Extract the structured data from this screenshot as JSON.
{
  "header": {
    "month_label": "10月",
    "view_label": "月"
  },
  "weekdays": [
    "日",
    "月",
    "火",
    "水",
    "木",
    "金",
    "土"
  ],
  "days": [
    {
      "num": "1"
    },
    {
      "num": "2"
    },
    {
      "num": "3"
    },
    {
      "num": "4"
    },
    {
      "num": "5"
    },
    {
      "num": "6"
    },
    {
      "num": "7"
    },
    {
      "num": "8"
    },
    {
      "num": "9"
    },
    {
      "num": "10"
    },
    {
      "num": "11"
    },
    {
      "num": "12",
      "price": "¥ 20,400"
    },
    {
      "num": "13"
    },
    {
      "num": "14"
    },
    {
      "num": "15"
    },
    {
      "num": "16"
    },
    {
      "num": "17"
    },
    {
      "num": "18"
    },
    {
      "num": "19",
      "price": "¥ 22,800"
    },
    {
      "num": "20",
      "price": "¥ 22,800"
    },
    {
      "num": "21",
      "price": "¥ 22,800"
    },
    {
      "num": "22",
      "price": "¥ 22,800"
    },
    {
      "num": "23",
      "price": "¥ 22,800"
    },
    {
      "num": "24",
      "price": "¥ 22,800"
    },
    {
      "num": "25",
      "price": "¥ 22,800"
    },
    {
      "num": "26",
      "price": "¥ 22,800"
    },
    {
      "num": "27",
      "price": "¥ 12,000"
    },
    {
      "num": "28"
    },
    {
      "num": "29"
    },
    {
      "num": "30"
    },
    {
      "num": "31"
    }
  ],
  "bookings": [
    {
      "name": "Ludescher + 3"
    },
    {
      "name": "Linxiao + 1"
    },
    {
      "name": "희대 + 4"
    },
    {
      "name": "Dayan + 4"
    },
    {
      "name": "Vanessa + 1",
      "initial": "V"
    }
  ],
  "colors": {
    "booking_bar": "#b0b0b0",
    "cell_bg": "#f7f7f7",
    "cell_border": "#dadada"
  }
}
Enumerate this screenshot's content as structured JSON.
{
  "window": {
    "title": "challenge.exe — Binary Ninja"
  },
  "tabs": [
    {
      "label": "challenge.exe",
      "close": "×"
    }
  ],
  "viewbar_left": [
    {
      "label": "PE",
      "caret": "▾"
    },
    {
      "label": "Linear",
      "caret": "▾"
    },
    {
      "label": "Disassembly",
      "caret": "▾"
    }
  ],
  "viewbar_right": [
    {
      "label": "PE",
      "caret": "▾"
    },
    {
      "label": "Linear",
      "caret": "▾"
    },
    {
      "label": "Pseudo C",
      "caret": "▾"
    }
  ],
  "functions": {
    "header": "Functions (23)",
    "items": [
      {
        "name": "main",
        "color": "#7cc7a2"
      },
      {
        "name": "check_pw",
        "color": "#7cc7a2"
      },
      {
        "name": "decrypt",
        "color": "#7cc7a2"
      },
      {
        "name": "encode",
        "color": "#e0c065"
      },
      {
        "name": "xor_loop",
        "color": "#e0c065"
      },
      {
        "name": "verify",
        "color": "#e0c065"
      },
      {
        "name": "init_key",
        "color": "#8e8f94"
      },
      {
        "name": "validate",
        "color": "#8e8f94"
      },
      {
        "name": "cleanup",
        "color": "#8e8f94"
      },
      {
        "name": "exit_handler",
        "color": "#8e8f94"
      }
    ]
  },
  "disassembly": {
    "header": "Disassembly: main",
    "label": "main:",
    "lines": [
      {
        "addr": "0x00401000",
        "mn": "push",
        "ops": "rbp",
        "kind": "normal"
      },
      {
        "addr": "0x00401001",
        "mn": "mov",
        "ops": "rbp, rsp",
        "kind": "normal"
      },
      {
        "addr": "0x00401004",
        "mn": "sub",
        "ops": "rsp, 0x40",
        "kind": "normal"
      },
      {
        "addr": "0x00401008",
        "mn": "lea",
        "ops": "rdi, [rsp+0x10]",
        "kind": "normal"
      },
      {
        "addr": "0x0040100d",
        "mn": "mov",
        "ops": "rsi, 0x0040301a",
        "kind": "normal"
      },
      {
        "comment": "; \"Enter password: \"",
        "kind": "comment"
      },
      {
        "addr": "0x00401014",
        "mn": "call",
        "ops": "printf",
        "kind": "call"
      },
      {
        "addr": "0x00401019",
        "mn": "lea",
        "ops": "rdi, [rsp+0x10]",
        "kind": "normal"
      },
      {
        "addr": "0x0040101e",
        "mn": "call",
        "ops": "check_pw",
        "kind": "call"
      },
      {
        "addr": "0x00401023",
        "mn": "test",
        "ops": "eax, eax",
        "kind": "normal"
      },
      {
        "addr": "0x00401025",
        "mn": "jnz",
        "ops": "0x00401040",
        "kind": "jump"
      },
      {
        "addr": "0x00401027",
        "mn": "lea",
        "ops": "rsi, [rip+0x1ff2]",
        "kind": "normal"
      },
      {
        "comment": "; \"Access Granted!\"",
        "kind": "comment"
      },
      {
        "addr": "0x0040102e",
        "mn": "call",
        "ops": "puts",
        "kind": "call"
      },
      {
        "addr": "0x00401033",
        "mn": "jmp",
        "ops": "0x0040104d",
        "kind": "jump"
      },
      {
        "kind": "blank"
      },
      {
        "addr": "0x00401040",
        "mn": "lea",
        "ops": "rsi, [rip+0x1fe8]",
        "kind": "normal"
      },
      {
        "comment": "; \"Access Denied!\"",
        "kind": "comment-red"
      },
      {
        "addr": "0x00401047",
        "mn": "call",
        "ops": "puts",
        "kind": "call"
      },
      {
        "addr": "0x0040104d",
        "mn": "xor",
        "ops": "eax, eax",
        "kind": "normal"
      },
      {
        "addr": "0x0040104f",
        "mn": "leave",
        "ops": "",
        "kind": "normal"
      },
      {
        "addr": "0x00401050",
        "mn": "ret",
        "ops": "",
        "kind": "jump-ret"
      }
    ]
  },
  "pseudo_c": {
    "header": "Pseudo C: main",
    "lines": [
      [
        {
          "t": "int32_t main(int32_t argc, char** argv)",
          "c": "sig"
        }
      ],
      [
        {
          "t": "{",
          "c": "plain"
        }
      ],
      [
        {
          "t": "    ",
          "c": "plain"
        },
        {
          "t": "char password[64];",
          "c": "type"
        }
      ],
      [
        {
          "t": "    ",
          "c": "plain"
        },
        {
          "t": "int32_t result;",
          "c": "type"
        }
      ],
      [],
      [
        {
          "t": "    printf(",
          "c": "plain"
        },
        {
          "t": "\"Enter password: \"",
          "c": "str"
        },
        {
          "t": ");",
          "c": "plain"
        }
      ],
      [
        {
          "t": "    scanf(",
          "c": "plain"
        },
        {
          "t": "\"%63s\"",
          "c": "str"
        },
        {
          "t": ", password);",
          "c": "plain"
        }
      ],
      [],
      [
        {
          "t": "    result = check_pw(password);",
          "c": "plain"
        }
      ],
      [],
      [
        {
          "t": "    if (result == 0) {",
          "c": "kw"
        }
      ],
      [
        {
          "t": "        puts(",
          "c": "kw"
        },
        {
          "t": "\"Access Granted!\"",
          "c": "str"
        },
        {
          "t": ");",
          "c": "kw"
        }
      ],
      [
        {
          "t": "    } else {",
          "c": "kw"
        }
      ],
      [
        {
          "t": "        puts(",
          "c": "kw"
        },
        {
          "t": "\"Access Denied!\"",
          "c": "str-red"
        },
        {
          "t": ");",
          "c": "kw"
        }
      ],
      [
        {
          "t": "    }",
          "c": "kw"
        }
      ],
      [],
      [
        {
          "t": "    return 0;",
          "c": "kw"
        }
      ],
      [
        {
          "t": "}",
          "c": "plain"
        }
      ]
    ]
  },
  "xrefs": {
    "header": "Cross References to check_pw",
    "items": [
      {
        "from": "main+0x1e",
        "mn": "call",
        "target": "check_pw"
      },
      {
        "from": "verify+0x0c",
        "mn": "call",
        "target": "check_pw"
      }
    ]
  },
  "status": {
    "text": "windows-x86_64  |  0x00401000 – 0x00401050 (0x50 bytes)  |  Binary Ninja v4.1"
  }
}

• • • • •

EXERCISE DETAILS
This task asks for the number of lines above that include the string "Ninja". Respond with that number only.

SOLVED PROBLEM
2